Samuel Hulick identifies Slack as a platform that is neither asynchronous or synchronous. It’s asynchronish. He argues the results of this are not pretty:
At first I thought this sounded delightful — it would be the best of both worlds! I was always free to drop someone a line, and if they were feeling chatty, a full-fledged conversation could simply spring up, with no need to switch platforms.
After getting to know you better, though, I’ve found that your “asynchronish” side is less impressive than I first thought. It leads to everyone having half-conversations all day long, with people frequently rotating through one slow-drip discussion after another, never needing to officially check out because “hey! it’s asynchronous!”
In an asynchronish environment, you’re always checked in, and discussions never end.
But you can check out when you need to, right? Hulick argues that this is not possible, because decisions that impact you can be made at anytime:
This is awesome for speeding up the tempo of company directives, but it also places a ton of pressure on everyone involved to maintain even MORE Slack omnipresence; if any discussion might lead to a decision being made, that provides a whole lot of incentive to be available for as many discussions as possible.
As such, Slack gives power to the people who can afford to stay on Slack and takes power away from those can’t.
Hulick suggests some changes that could mitigate the issue (autoresponders, Do Not Disturb statuses, etc), but there may be a flaw in the very heart of the asynchronish model.
Amber Case argues that technology should interrupt us only when there is action needed. See Tea Kettle Tech
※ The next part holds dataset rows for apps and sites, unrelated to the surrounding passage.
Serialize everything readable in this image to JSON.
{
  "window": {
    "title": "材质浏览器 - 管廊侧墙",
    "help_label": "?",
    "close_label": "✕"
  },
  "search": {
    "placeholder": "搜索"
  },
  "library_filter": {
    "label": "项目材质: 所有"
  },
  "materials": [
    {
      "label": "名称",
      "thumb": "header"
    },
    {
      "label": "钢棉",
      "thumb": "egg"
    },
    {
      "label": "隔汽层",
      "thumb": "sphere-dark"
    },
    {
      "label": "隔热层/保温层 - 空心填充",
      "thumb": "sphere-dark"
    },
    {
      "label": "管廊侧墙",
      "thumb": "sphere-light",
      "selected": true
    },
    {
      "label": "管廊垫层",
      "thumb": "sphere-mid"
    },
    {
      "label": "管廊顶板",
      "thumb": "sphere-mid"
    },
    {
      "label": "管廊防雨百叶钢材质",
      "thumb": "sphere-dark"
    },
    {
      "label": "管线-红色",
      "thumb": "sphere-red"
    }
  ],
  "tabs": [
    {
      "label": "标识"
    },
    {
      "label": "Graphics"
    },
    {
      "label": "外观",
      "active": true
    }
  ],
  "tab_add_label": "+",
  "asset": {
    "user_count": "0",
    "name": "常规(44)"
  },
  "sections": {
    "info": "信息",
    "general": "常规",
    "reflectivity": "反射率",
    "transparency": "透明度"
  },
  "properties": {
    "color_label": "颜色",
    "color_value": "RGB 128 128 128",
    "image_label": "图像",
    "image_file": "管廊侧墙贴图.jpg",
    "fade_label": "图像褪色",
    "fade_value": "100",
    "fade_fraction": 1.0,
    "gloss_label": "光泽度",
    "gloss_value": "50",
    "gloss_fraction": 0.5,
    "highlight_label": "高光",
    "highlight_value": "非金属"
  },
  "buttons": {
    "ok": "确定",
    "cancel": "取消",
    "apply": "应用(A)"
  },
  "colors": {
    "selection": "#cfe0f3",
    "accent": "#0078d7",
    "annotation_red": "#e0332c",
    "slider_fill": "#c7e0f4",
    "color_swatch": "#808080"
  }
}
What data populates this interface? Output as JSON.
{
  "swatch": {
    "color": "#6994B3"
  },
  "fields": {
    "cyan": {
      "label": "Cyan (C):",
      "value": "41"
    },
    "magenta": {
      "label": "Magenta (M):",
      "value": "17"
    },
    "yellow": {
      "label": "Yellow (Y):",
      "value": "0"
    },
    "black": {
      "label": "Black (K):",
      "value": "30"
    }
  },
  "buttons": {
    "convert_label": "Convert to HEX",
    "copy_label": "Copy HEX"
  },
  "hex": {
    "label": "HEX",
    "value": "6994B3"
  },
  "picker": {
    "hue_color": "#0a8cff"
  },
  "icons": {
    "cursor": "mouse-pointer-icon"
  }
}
These issues fall into an area of psychology called human factors. Here is a textbook treatment of Human Factors Psychology and Workplace Design.